# Exercise
Return the entries that follow exactly, with no images.

**** Material for this task ****

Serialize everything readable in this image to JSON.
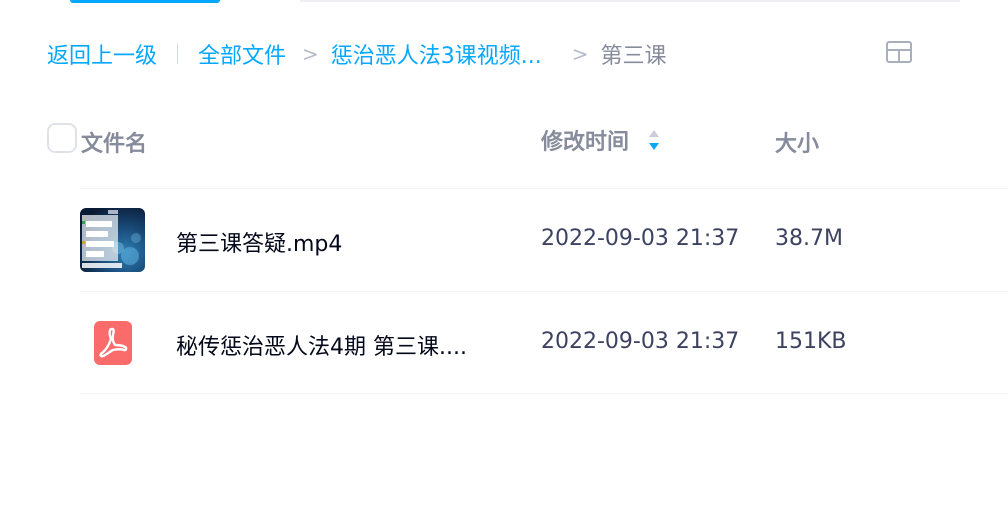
{
  "breadcrumb": {
    "back": "返回上一级",
    "root": "全部文件",
    "parent": "惩治恶人法3课视频...",
    "current": "第三课"
  },
  "header": {
    "name": "文件名",
    "modified": "修改时间",
    "size": "大小"
  },
  "files": [
    {
      "name": "第三课答疑.mp4",
      "modified": "2022-09-03 21:37",
      "size": "38.7M",
      "icon": "video-thumbnail"
    },
    {
      "name": "秘传惩治恶人法4期 第三课....",
      "modified": "2022-09-03 21:37",
      "size": "151KB",
      "icon": "pdf-icon"
    }
  ],
  "colors": {
    "accent": "#06a7ff",
    "pdf": "#fa6b6b",
    "muted": "#878c9c",
    "text": "#03081a"
  }
}
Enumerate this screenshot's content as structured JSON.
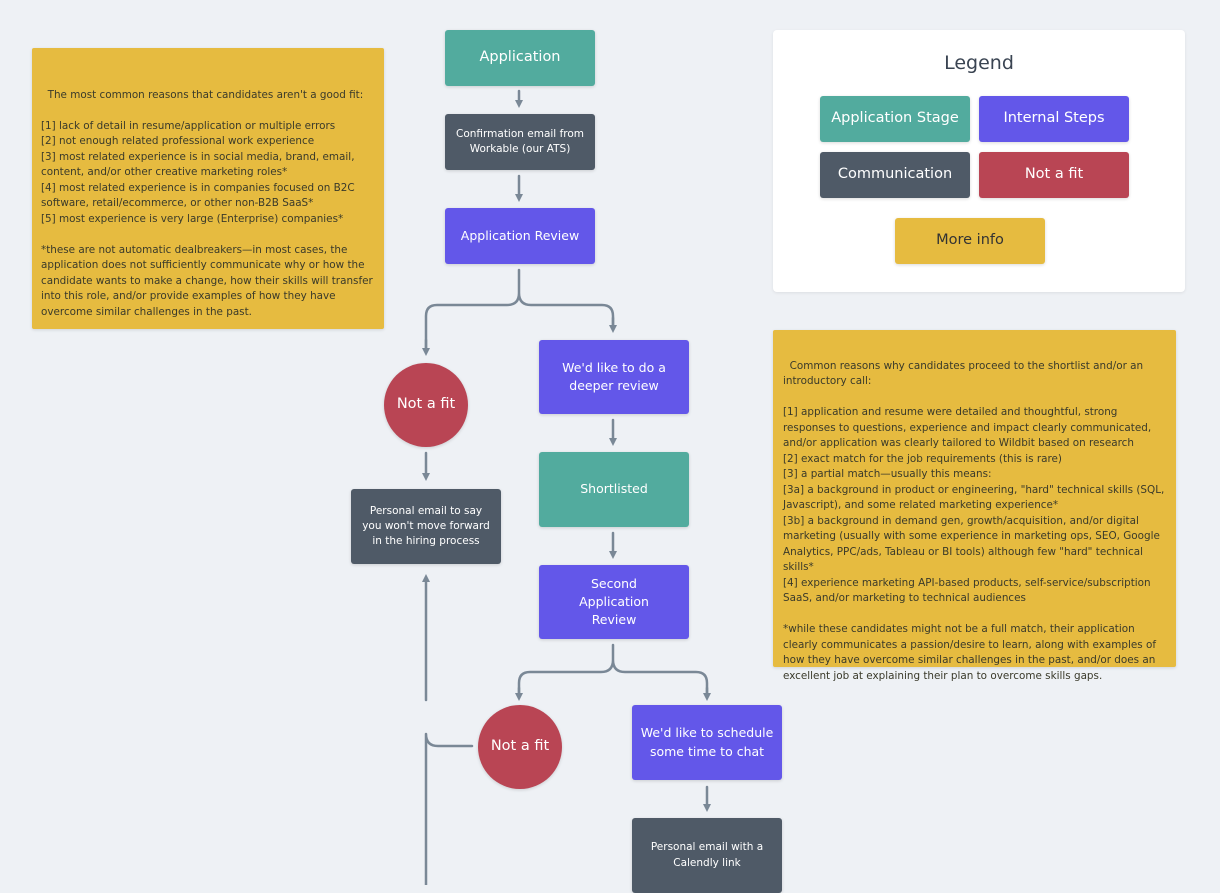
{
  "notes": {
    "not_fit_reasons": {
      "text": "The most common reasons that candidates aren't a good fit:\n\n[1] lack of detail in resume/application or multiple errors\n[2] not enough related professional work experience\n[3] most related experience is in social media, brand, email, content, and/or other creative marketing roles*\n[4] most related experience is in companies focused on B2C software, retail/ecommerce, or other non-B2B SaaS*\n[5] most experience is very large (Enterprise) companies*\n\n*these are not automatic dealbreakers—in most cases, the application does not sufficiently communicate why or how the candidate wants to make a change, how their skills will transfer into this role, and/or provide examples of how they have overcome similar challenges in the past."
    },
    "proceed_reasons": {
      "text": "Common reasons why candidates proceed to the shortlist and/or an introductory call:\n\n[1] application and resume were detailed and thoughtful, strong responses to questions, experience and impact clearly communicated, and/or application was clearly tailored to Wildbit based on research\n[2] exact match for the job requirements (this is rare)\n[3] a partial match—usually this means:\n[3a] a background in product or engineering, \"hard\" technical skills (SQL, Javascript), and some related marketing experience*\n[3b] a background in demand gen, growth/acquisition, and/or digital marketing (usually with some experience in marketing ops, SEO, Google Analytics, PPC/ads, Tableau or BI tools) although few \"hard\" technical skills*\n[4] experience marketing API-based products, self-service/subscription SaaS, and/or marketing to technical audiences\n\n*while these candidates might not be a full match, their application clearly communicates a passion/desire to learn, along with examples of how they have overcome similar challenges in the past, and/or does an excellent job at explaining their plan to overcome skills gaps."
    }
  },
  "legend": {
    "title": "Legend",
    "items": [
      {
        "label": "Application Stage",
        "color": "#52ab9e"
      },
      {
        "label": "Internal Steps",
        "color": "#6357e9"
      },
      {
        "label": "Communication",
        "color": "#4f5a67"
      },
      {
        "label": "Not a fit",
        "color": "#b94554"
      },
      {
        "label": "More info",
        "color": "#e6bb40"
      }
    ]
  },
  "flow": {
    "application": "Application",
    "confirmation_email": "Confirmation email from Workable (our ATS)",
    "application_review": "Application Review",
    "not_fit_1": "Not a fit",
    "deeper_review": "We'd like to do a deeper review",
    "personal_email_reject": "Personal email to say you won't move forward in the hiring process",
    "shortlisted": "Shortlisted",
    "second_review": "Second Application Review",
    "not_fit_2": "Not a fit",
    "schedule_chat": "We'd like to schedule some time to chat",
    "calendly_email": "Personal email with a Calendly link"
  },
  "colors": {
    "background": "#eef1f5",
    "connector": "#7a8896"
  }
}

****

# Output
Serialize everything readable in this image to JSON.
{
  "breadcrumb": {
    "back": "返回上一级",
    "root": "全部文件",
    "parent": "惩治恶人法3课视频...",
    "current": "第三课"
  },
  "header": {
    "name": "文件名",
    "modified": "修改时间",
    "size": "大小"
  },
  "files": [
    {
      "name": "第三课答疑.mp4",
      "modified": "2022-09-03 21:37",
      "size": "38.7M",
      "icon": "video-thumbnail"
    },
    {
      "name": "秘传惩治恶人法4期 第三课....",
      "modified": "2022-09-03 21:37",
      "size": "151KB",
      "icon": "pdf-icon"
    }
  ],
  "colors": {
    "accent": "#06a7ff",
    "pdf": "#fa6b6b",
    "muted": "#878c9c",
    "text": "#03081a"
  }
}
Enumerate this screenshot's content as structured JSON.
{
  "notes": {
    "not_fit_reasons": {
      "text": "The most common reasons that candidates aren't a good fit:\n\n[1] lack of detail in resume/application or multiple errors\n[2] not enough related professional work experience\n[3] most related experience is in social media, brand, email, content, and/or other creative marketing roles*\n[4] most related experience is in companies focused on B2C software, retail/ecommerce, or other non-B2B SaaS*\n[5] most experience is very large (Enterprise) companies*\n\n*these are not automatic dealbreakers—in most cases, the application does not sufficiently communicate why or how the candidate wants to make a change, how their skills will transfer into this role, and/or provide examples of how they have overcome similar challenges in the past."
    },
    "proceed_reasons": {
      "text": "Common reasons why candidates proceed to the shortlist and/or an introductory call:\n\n[1] application and resume were detailed and thoughtful, strong responses to questions, experience and impact clearly communicated, and/or application was clearly tailored to Wildbit based on research\n[2] exact match for the job requirements (this is rare)\n[3] a partial match—usually this means:\n[3a] a background in product or engineering, \"hard\" technical skills (SQL, Javascript), and some related marketing experience*\n[3b] a background in demand gen, growth/acquisition, and/or digital marketing (usually with some experience in marketing ops, SEO, Google Analytics, PPC/ads, Tableau or BI tools) although few \"hard\" technical skills*\n[4] experience marketing API-based products, self-service/subscription SaaS, and/or marketing to technical audiences\n\n*while these candidates might not be a full match, their application clearly communicates a passion/desire to learn, along with examples of how they have overcome similar challenges in the past, and/or does an excellent job at explaining their plan to overcome skills gaps."
    }
  },
  "legend": {
    "title": "Legend",
    "items": [
      {
        "label": "Application Stage",
        "color": "#52ab9e"
      },
      {
        "label": "Internal Steps",
        "color": "#6357e9"
      },
      {
        "label": "Communication",
        "color": "#4f5a67"
      },
      {
        "label": "Not a fit",
        "color": "#b94554"
      },
      {
        "label": "More info",
        "color": "#e6bb40"
      }
    ]
  },
  "flow": {
    "application": "Application",
    "confirmation_email": "Confirmation email from Workable (our ATS)",
    "application_review": "Application Review",
    "not_fit_1": "Not a fit",
    "deeper_review": "We'd like to do a deeper review",
    "personal_email_reject": "Personal email to say you won't move forward in the hiring process",
    "shortlisted": "Shortlisted",
    "second_review": "Second Application Review",
    "not_fit_2": "Not a fit",
    "schedule_chat": "We'd like to schedule some time to chat",
    "calendly_email": "Personal email with a Calendly link"
  },
  "colors": {
    "background": "#eef1f5",
    "connector": "#7a8896"
  }
}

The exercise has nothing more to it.